It takes patience, practice and even mistakes to discover the fine line between blunt criticism and constructive feedback. But the wait is well worth it, once you hit your stride and find your “candid sweet spot.”
Not many of us have the innate ability to be diplomatic, genuine and gentle while delivering feedback. Most of us have to hone that skill over time, with practice and effort. In my case, I learned more about what not to do by observing others than by having someone show me how to give effective feedback.
And since most of us sense that giving feedback is a challenging art form, we tend to avoid it altogether rather than master it ourselves. It’s the most counterproductive approach of all, but an all-too-common response. People in positions of leadership will go out of their way to avoid giving feedback that makes them uncomfortable, and then wonder why their intelligent, hard-working professionals are walking around scratching their heads, left in the dark about what is hamstringing or stalling their careers.
While I’m a huge proponent of self-awareness and proactively seeking feedback, I also believe it is incumbent on us as leaders and coaches to tell it like it is. Developing those under your guidance is one of the primary goals of a leader. This means much more than sending folks to class, handing them the latest business book or giving them new assignments. The practice of telling people about their “blind spots” is probably the biggest gift a leader or executive coach can give.
I personally had the benefit of some hard-to-swallow but ultimately true feedback that helped me become a better leader. Suffice it to say, there was a time when I believed that the more serious I was, the more serious others would take me. Boy, was I wrong. And ultimately, I ran the risk of being perceived as taking myself too seriously.

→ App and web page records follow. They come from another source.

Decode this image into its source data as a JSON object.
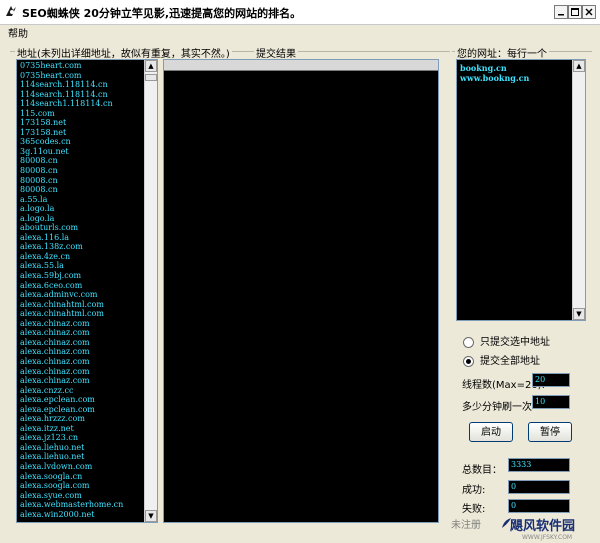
{
  "window": {
    "title": "SEO蜘蛛侠  20分钟立竿见影,迅速提高您的网站的排名。"
  },
  "menu": {
    "help": "帮助"
  },
  "address_group": {
    "label": "地址(未列出详细地址，故似有重复，其实不然。)",
    "items": [
      "0735heart.com",
      "0735heart.com",
      "114search.118114.cn",
      "114search.118114.cn",
      "114search1.118114.cn",
      "115.com",
      "173158.net",
      "173158.net",
      "365codes.cn",
      "3g.11ou.net",
      "80008.cn",
      "80008.cn",
      "80008.cn",
      "80008.cn",
      "a.55.la",
      "a.logo.la",
      "a.logo.la",
      "abouturls.com",
      "alexa.116.la",
      "alexa.138z.com",
      "alexa.4ze.cn",
      "alexa.55.la",
      "alexa.59bj.com",
      "alexa.6ceo.com",
      "alexa.adminvc.com",
      "alexa.chinahtml.com",
      "alexa.chinahtml.com",
      "alexa.chinaz.com",
      "alexa.chinaz.com",
      "alexa.chinaz.com",
      "alexa.chinaz.com",
      "alexa.chinaz.com",
      "alexa.chinaz.com",
      "alexa.chinaz.com",
      "alexa.cnzz.cc",
      "alexa.epclean.com",
      "alexa.epclean.com",
      "alexa.hrzzz.com",
      "alexa.itzz.net",
      "alexa.jz123.cn",
      "alexa.liehuo.net",
      "alexa.liehuo.net",
      "alexa.lvdown.com",
      "alexa.soogla.cn",
      "alexa.soogla.com",
      "alexa.syue.com",
      "alexa.webmasterhome.cn",
      "alexa.win2000.net"
    ]
  },
  "results_group": {
    "label": "提交结果"
  },
  "url_group": {
    "label": "您的网址：每行一个",
    "items": [
      "bookng.cn",
      "www.bookng.cn"
    ]
  },
  "options": {
    "radio_selected_label": "只提交选中地址",
    "radio_all_label": "提交全部地址",
    "selected": "all"
  },
  "settings": {
    "threads_label": "线程数(Max=20):",
    "threads_value": "20",
    "interval_label": "多少分钟刷一次",
    "interval_value": "10"
  },
  "buttons": {
    "start": "启动",
    "pause": "暂停"
  },
  "stats": {
    "total_label": "总数目：",
    "total_value": "3333",
    "success_label": "成功:",
    "success_value": "0",
    "fail_label": "失败:",
    "fail_value": "0"
  },
  "footer": {
    "unregistered": "未注册"
  },
  "watermark": {
    "text": "飓风软件园",
    "sub": "WWW.JFSKY.COM"
  }
}
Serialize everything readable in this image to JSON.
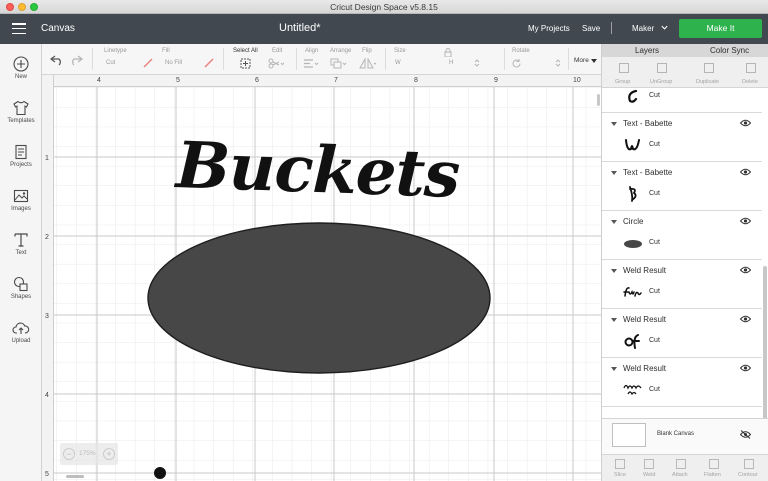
{
  "window": {
    "title": "Cricut Design Space  v5.8.15"
  },
  "header": {
    "section": "Canvas",
    "document": "Untitled*",
    "my_projects": "My Projects",
    "save": "Save",
    "separator": "|",
    "machine": "Maker",
    "make_it": "Make It",
    "colors": {
      "bar": "#414850",
      "make_it": "#2eb24e"
    }
  },
  "toolbar": {
    "linetype_label": "Linetype",
    "linetype_value": "Cut",
    "fill_label": "Fill",
    "fill_value": "No Fill",
    "select_all": "Select All",
    "edit": "Edit",
    "align": "Align",
    "arrange": "Arrange",
    "flip": "Flip",
    "size": "Size",
    "size_w": "W",
    "size_h": "H",
    "rotate": "Rotate",
    "more": "More"
  },
  "sidebar": {
    "items": [
      {
        "label": "New",
        "icon": "plus-circle-icon"
      },
      {
        "label": "Templates",
        "icon": "shirt-icon"
      },
      {
        "label": "Projects",
        "icon": "projects-icon"
      },
      {
        "label": "Images",
        "icon": "image-icon"
      },
      {
        "label": "Text",
        "icon": "text-icon"
      },
      {
        "label": "Shapes",
        "icon": "shapes-icon"
      },
      {
        "label": "Upload",
        "icon": "cloud-upload-icon"
      }
    ]
  },
  "rulers": {
    "top": [
      "4",
      "5",
      "6",
      "7",
      "8",
      "9",
      "10"
    ],
    "left": [
      "1",
      "2",
      "3",
      "4",
      "5"
    ]
  },
  "canvas": {
    "text": "Buckets",
    "zoom": "175%",
    "ellipse_color": "#474747"
  },
  "panel": {
    "tabs": [
      "Layers",
      "Color Sync"
    ],
    "group_actions": [
      "Group",
      "UnGroup",
      "Duplicate",
      "Delete"
    ],
    "layers": [
      {
        "name": "",
        "operation": "Cut",
        "glyph": "c"
      },
      {
        "name": "Text - Babette",
        "operation": "Cut",
        "glyph": "w"
      },
      {
        "name": "Text - Babette",
        "operation": "Cut",
        "glyph": "b"
      },
      {
        "name": "Circle",
        "operation": "Cut",
        "glyph": "ellipse"
      },
      {
        "name": "Weld Result",
        "operation": "Cut",
        "glyph": "fun"
      },
      {
        "name": "Weld Result",
        "operation": "Cut",
        "glyph": "of"
      },
      {
        "name": "Weld Result",
        "operation": "Cut",
        "glyph": "buckets-fun"
      }
    ],
    "blank_canvas": "Blank Canvas",
    "bottom_actions": [
      "Slice",
      "Weld",
      "Attach",
      "Flatten",
      "Contour"
    ]
  }
}
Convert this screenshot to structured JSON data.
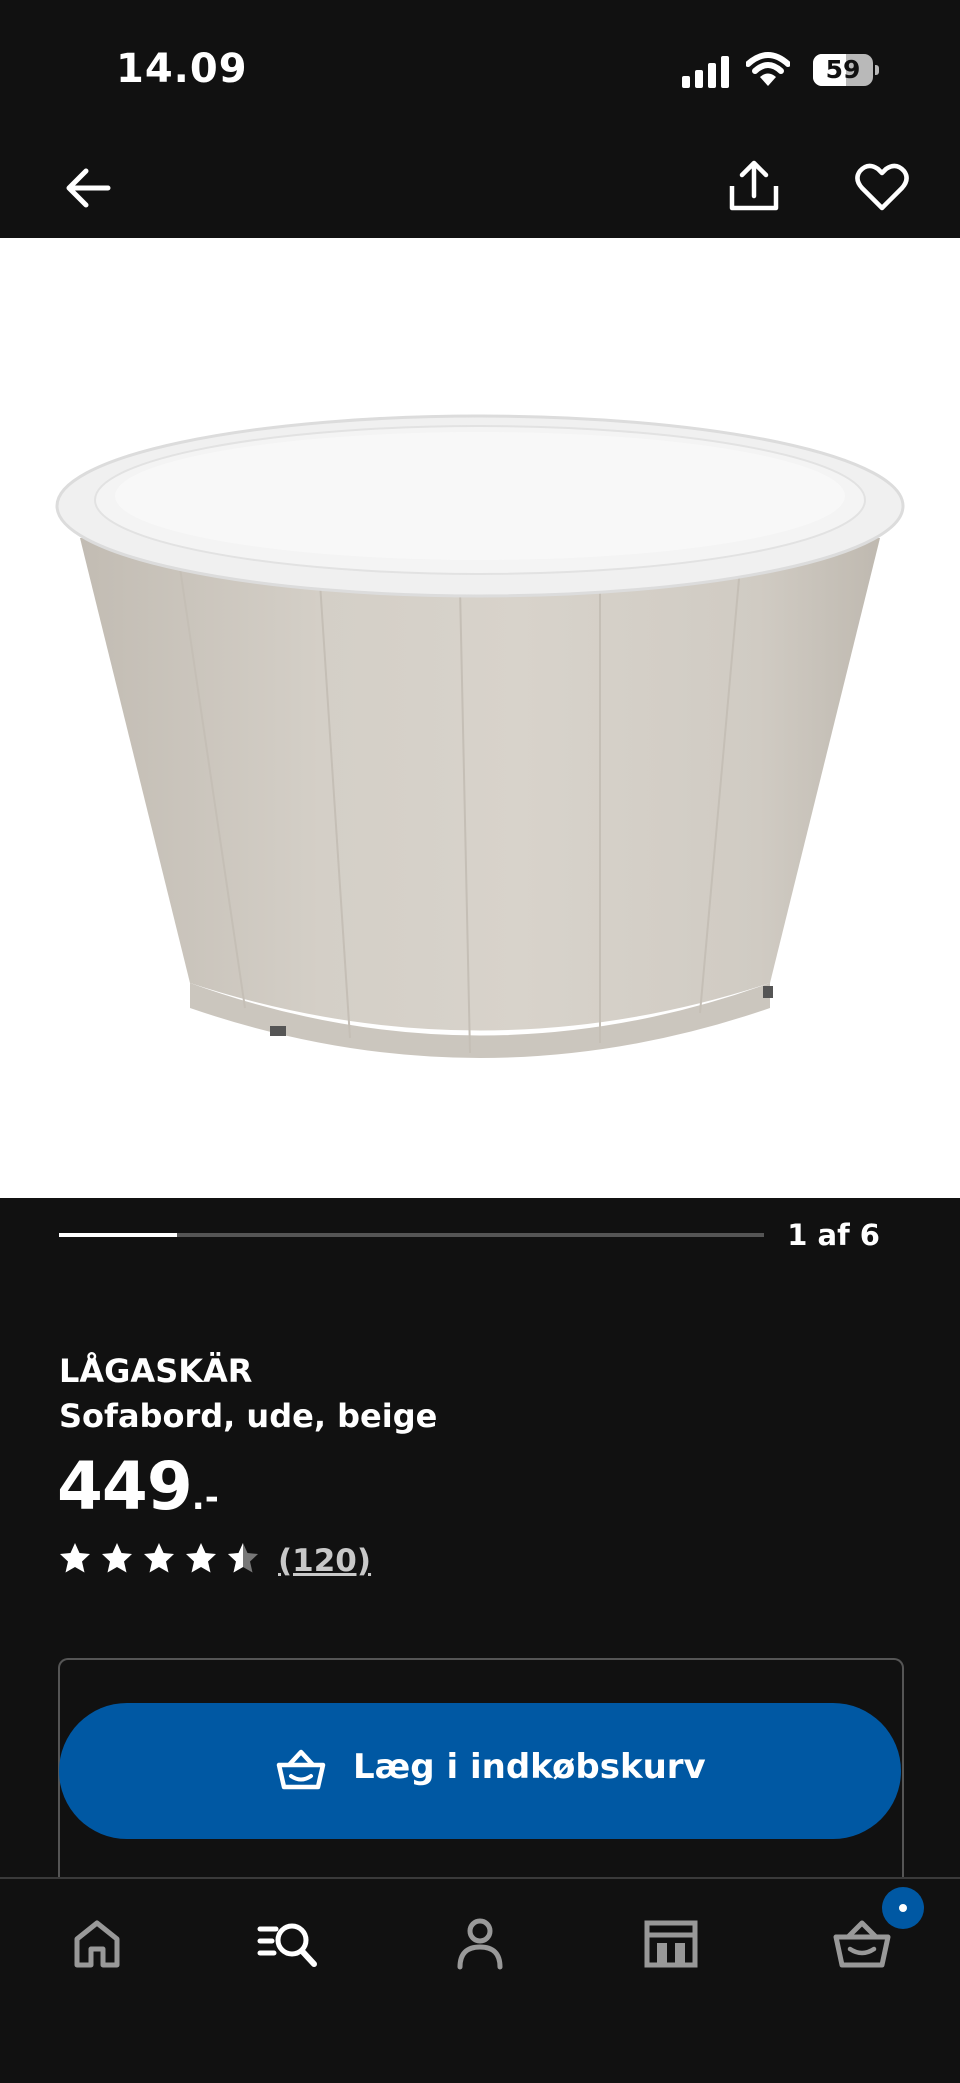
{
  "status_bar": {
    "time": "14.09",
    "battery_level": "59"
  },
  "header": {
    "back_icon": "arrow-left-icon",
    "share_icon": "share-icon",
    "favorite_icon": "heart-icon"
  },
  "gallery": {
    "counter": "1 af 6",
    "current_index": 1,
    "total_images": 6,
    "progress_fraction": 0.167
  },
  "product": {
    "name": "LÅGASKÄR",
    "description": "Sofabord, ude, beige",
    "price": "449",
    "price_suffix": ".-",
    "rating": 4.5,
    "rating_max": 5,
    "review_count": "(120)"
  },
  "actions": {
    "add_to_cart_label": "Læg i indkøbskurv",
    "add_to_cart_icon": "basket-icon"
  },
  "bottom_nav": {
    "items": [
      {
        "name": "home",
        "icon": "home-icon"
      },
      {
        "name": "search",
        "icon": "search-icon"
      },
      {
        "name": "profile",
        "icon": "user-icon"
      },
      {
        "name": "stores",
        "icon": "store-icon"
      },
      {
        "name": "cart",
        "icon": "basket-icon"
      }
    ]
  },
  "colors": {
    "background": "#111111",
    "accent": "#0058a3",
    "text": "#ffffff"
  }
}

Now, this doesn’t mean you should go around revealing everyone’s bad habits and annoying quirks. On the contrary, harsh delivery of criticism, no matter how relevant, is unlikely to be heard or heeded and can even damage your professional relationship. But revealing the behavioral subtleties that can sabotage careers is not only crucial to building a successful and functional team, it’s important to the evolution of each individual’s career progress.
It may not be my favorite part of leading and coaching, but I am highly motivated to see others make huge leaps in their success, simply by making incremental changes in their behaviors or characteristics. Once we move beyond our tendencies to underestimate others’ capacity for change or receptiveness to feedback (a rather condescending notion, when you think about it), we open the doors for some rather stunning progress. If delivered correctly, professionals are usually grateful for revelations that may have been eluding them. Leaders and coaches can give voice to how others perceive us.
So, if you want to close the gap between where you are now and where you want to be, seek a mentor, leader or coach who truly cares about your success. Great mentors don’t put their comfort before your needs, and they don’t shy away from giving you candid feedback.